As with most exhibitions, running alongside ET & ES will be a technical seminar programme with themes including products and legislation, the future, and a segment entitled ‘How environmentally friendly are you?’ Among the many topics under discussion will be sustainability, new regulations on buildings and energy and efficiency.

Among the presenters will be Daianna Rincones, business support and development manager at Business in the Community, which represents one in five of the UK’s private sector workforce. She will be discussing sustainable products and profits, and will be making the case for sustainable innovation within the B2B industry, recognising that environmental constraints can be turned into opportunities for profit. Meanwhile, Prof Peter Braithwaite of Arup will be giving a talk entitled ‘How sustainable is your business?’

Other speakers include experts from the Institution of Chemical Engineers, Marches Energy Agency, nPower and the Environment Agency. Many of the seminars, masterclasses and conferences will also provide points on CPD (continuing professional development).

The event will also play a role in recruiting future business leaders. Advantage West Midlands will take a party of career advisers to the show to highlight the importance of the industry and encourage young people to see it as a valuable career option. And, to promote links between academia and business, technical advisers from regional universities will be on hand to provide companies with the latest research information.

Finally, Sustainabilitylive! will include the Environment and Energy Awards 2008. Representing the energy, environment and brownfield markets, these will mark excellence and achievement; recognise new and innovative technologies; and reward excellence in management and outstanding performance — allowing those attending the event to identify the top performers in their area.

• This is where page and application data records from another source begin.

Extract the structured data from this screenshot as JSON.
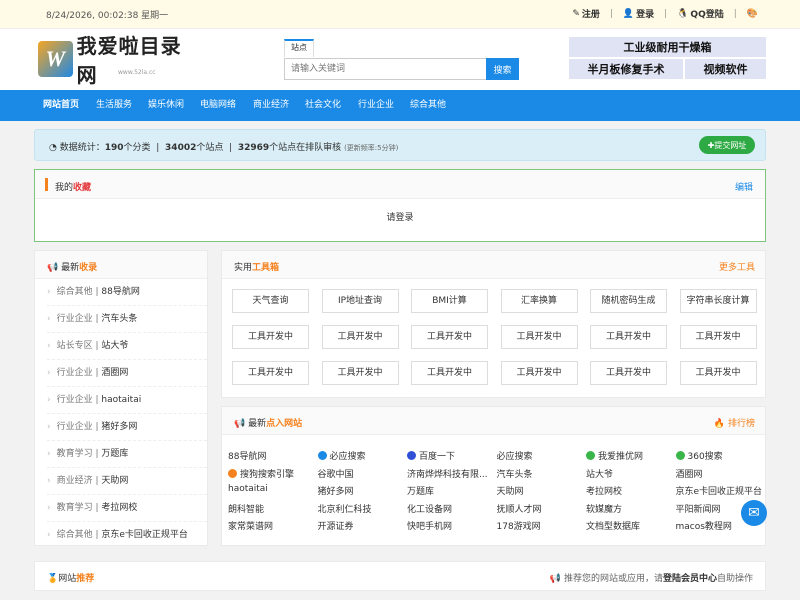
{
  "topbar": {
    "datetime": "8/24/2026, 00:02:38 星期一",
    "register": "注册",
    "login": "登录",
    "qq_login": "QQ登陆"
  },
  "header": {
    "logo_text": "我爱啦目录网",
    "logo_url": "www.52la.cc",
    "search_tab": "站点",
    "search_placeholder": "请输入关键词",
    "search_button": "搜索",
    "ads": [
      "工业级耐用干燥箱",
      "半月板修复手术",
      "视频软件"
    ]
  },
  "nav": [
    "网站首页",
    "生活服务",
    "娱乐休闲",
    "电脑网络",
    "商业经济",
    "社会文化",
    "行业企业",
    "综合其他"
  ],
  "stats": {
    "prefix": "数据统计：",
    "categories": "190",
    "cat_label": "个分类",
    "sites": "34002",
    "sites_label": "个站点",
    "pending": "32969",
    "pending_label": "个站点在排队审核",
    "freq": "(更新频率:5分钟)",
    "submit": "提交网址"
  },
  "favorites": {
    "title_a": "我的",
    "title_b": "收藏",
    "edit": "编辑",
    "body": "请登录"
  },
  "latest": {
    "title_a": "最新",
    "title_b": "收录",
    "items": [
      {
        "cat": "综合其他",
        "name": "88导航网"
      },
      {
        "cat": "行业企业",
        "name": "汽车头条"
      },
      {
        "cat": "站长专区",
        "name": "站大爷"
      },
      {
        "cat": "行业企业",
        "name": "酒圈网"
      },
      {
        "cat": "行业企业",
        "name": "haotaitai"
      },
      {
        "cat": "行业企业",
        "name": "猪好多网"
      },
      {
        "cat": "教育学习",
        "name": "万题库"
      },
      {
        "cat": "商业经济",
        "name": "天助网"
      },
      {
        "cat": "教育学习",
        "name": "考拉网校"
      },
      {
        "cat": "综合其他",
        "name": "京东e卡回收正规平台"
      }
    ]
  },
  "tools": {
    "title_a": "实用",
    "title_b": "工具箱",
    "more": "更多工具",
    "items": [
      "天气查询",
      "IP地址查询",
      "BMI计算",
      "汇率换算",
      "随机密码生成",
      "字符串长度计算",
      "工具开发中",
      "工具开发中",
      "工具开发中",
      "工具开发中",
      "工具开发中",
      "工具开发中",
      "工具开发中",
      "工具开发中",
      "工具开发中",
      "工具开发中",
      "工具开发中",
      "工具开发中"
    ]
  },
  "hits": {
    "title_a": "最新",
    "title_b": "点入网站",
    "rank": "排行榜",
    "items": [
      "88导航网",
      "必应搜索",
      "百度一下",
      "必应搜索",
      "我爱推优网",
      "360搜索",
      "搜狗搜索引擎",
      "谷歌中国",
      "济南烨烨科技有限...",
      "汽车头条",
      "站大爷",
      "酒圈网",
      "haotaitai",
      "猪好多网",
      "万题库",
      "天助网",
      "考拉网校",
      "京东e卡回收正规平台",
      "朗科智能",
      "北京利仁科技",
      "化工设备网",
      "抚顺人才网",
      "软媒魔方",
      "平阳新闻网",
      "家常菜谱网",
      "开源证券",
      "快吧手机网",
      "178游戏网",
      "文档型数据库",
      "macos教程网"
    ]
  },
  "recommend": {
    "title_a": "网站",
    "title_b": "推荐",
    "right_a": "推荐您的网站或应用，请",
    "right_b": "登陆会员中心",
    "right_c": "自助操作"
  },
  "colors": {
    "brand": "#1a8ae6",
    "accent": "#f5821f",
    "submit": "#2eaa44"
  }
}
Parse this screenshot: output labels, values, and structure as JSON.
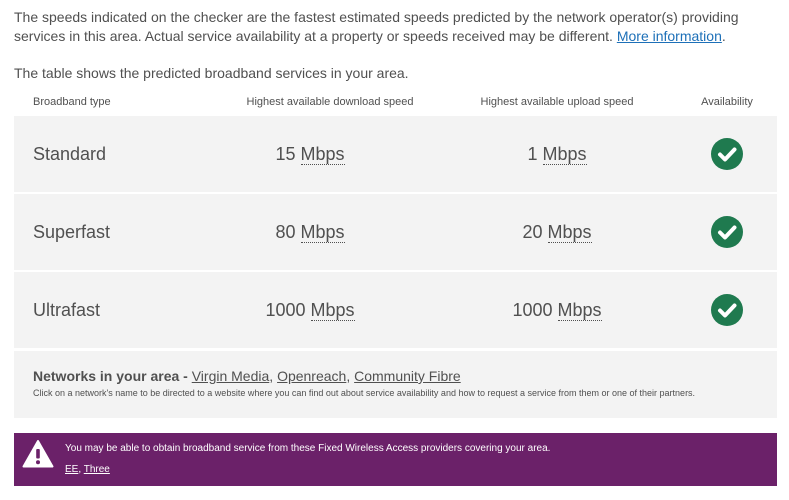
{
  "intro": {
    "text": "The speeds indicated on the checker are the fastest estimated speeds predicted by the network operator(s) providing services in this area. Actual service availability at a property or speeds received may be different.",
    "link": "More information",
    "after_link": "."
  },
  "table_intro": "The table shows the predicted broadband services in your area.",
  "table": {
    "headers": {
      "type": "Broadband type",
      "download": "Highest available download speed",
      "upload": "Highest available upload speed",
      "availability": "Availability"
    },
    "rows": [
      {
        "type": "Standard",
        "download_value": "15",
        "download_unit": "Mbps",
        "upload_value": "1",
        "upload_unit": "Mbps",
        "available": true
      },
      {
        "type": "Superfast",
        "download_value": "80",
        "download_unit": "Mbps",
        "upload_value": "20",
        "upload_unit": "Mbps",
        "available": true
      },
      {
        "type": "Ultrafast",
        "download_value": "1000",
        "download_unit": "Mbps",
        "upload_value": "1000",
        "upload_unit": "Mbps",
        "available": true
      }
    ]
  },
  "networks": {
    "label": "Networks in your area -",
    "links": [
      "Virgin Media",
      "Openreach",
      "Community Fibre"
    ],
    "note": "Click on a network's name to be directed to a website where you can find out about service availability and how to request a service from them or one of their partners."
  },
  "fwa": {
    "message": "You may be able to obtain broadband service from these Fixed Wireless Access providers covering your area.",
    "providers": [
      "EE",
      "Three"
    ]
  },
  "colors": {
    "tick": "#1f7a4f",
    "fwa_background": "#6b2169",
    "row_background": "#f3f3f3",
    "link": "#1d70b8"
  },
  "icons": {
    "availability": "check-circle-icon",
    "warning": "warning-triangle-icon"
  }
}
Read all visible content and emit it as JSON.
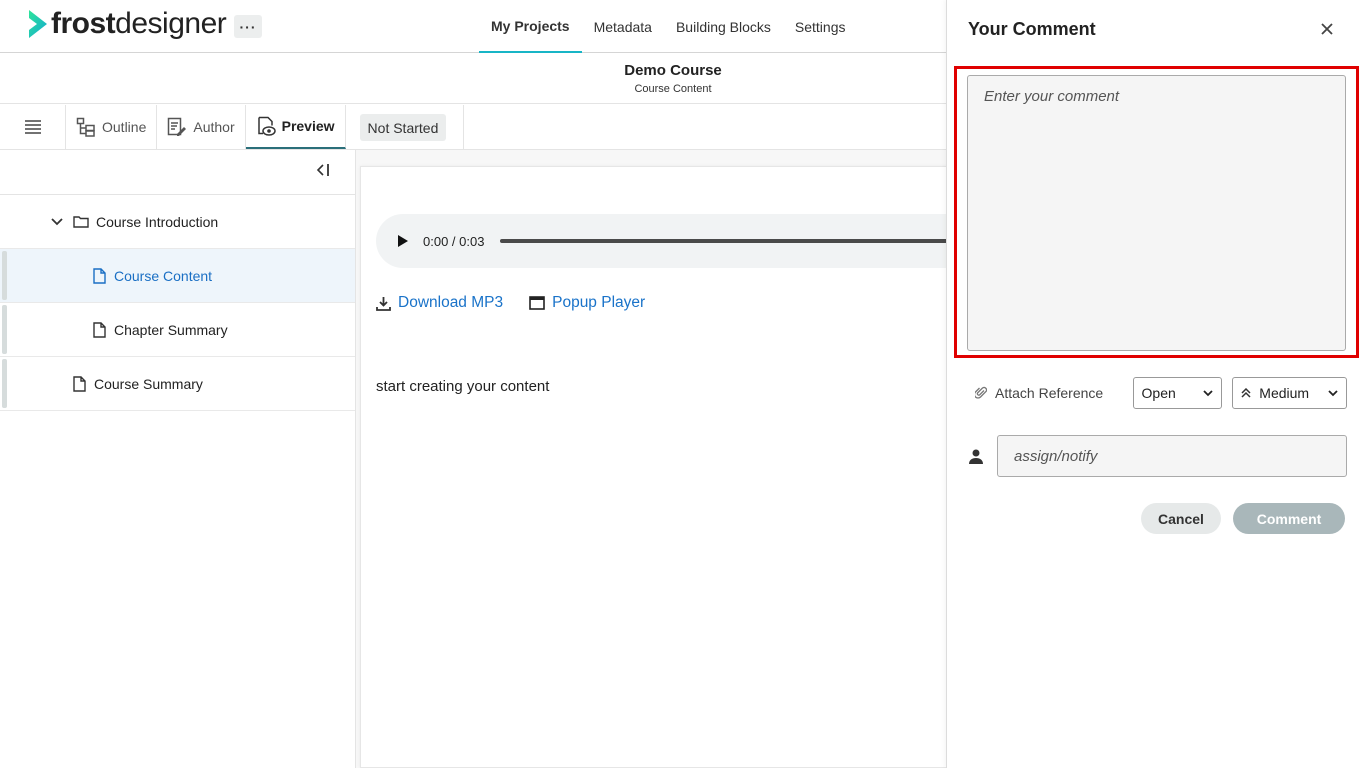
{
  "app": {
    "logo_bold": "frost",
    "logo_light": "designer",
    "more_label": "···",
    "brand_colors": {
      "accent": "#18b5c6",
      "logo_gradient": [
        "#1fd6a0",
        "#16b3c8"
      ]
    }
  },
  "nav": {
    "items": [
      {
        "label": "My Projects",
        "active": true
      },
      {
        "label": "Metadata"
      },
      {
        "label": "Building Blocks"
      },
      {
        "label": "Settings"
      }
    ]
  },
  "course": {
    "title": "Demo Course",
    "subtitle": "Course Content"
  },
  "toolbar": {
    "menu_icon": "hamburger-icon",
    "tabs": [
      {
        "label": "Outline",
        "icon": "outline-icon"
      },
      {
        "label": "Author",
        "icon": "author-icon"
      },
      {
        "label": "Preview",
        "icon": "preview-icon",
        "active": true
      }
    ],
    "status": "Not Started"
  },
  "sidebar": {
    "collapse_icon": "collapse-left-icon",
    "items": [
      {
        "label": "Course Introduction",
        "icon": "folder-icon",
        "expanded": true
      },
      {
        "label": "Course Content",
        "icon": "file-icon",
        "selected": true
      },
      {
        "label": "Chapter Summary",
        "icon": "file-icon"
      },
      {
        "label": "Course Summary",
        "icon": "file-icon"
      }
    ]
  },
  "content": {
    "audio_time": "0:00 / 0:03",
    "download_label": "Download MP3",
    "popup_label": "Popup Player",
    "body_text": "start creating your content",
    "link_color": "#1a73c9"
  },
  "comment_panel": {
    "title": "Your Comment",
    "comment_placeholder": "Enter your comment",
    "attach_label": "Attach Reference",
    "status_value": "Open",
    "priority_value": "Medium",
    "assign_placeholder": "assign/notify",
    "cancel_label": "Cancel",
    "submit_label": "Comment",
    "highlight_color": "#e00000"
  }
}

Categories include the edie.net Environmental Manager of the Year; the Innovation Award for Environmental Technology; the Local Authority Environmental Manager of the Year and the Environment and Energy Product or Service Award.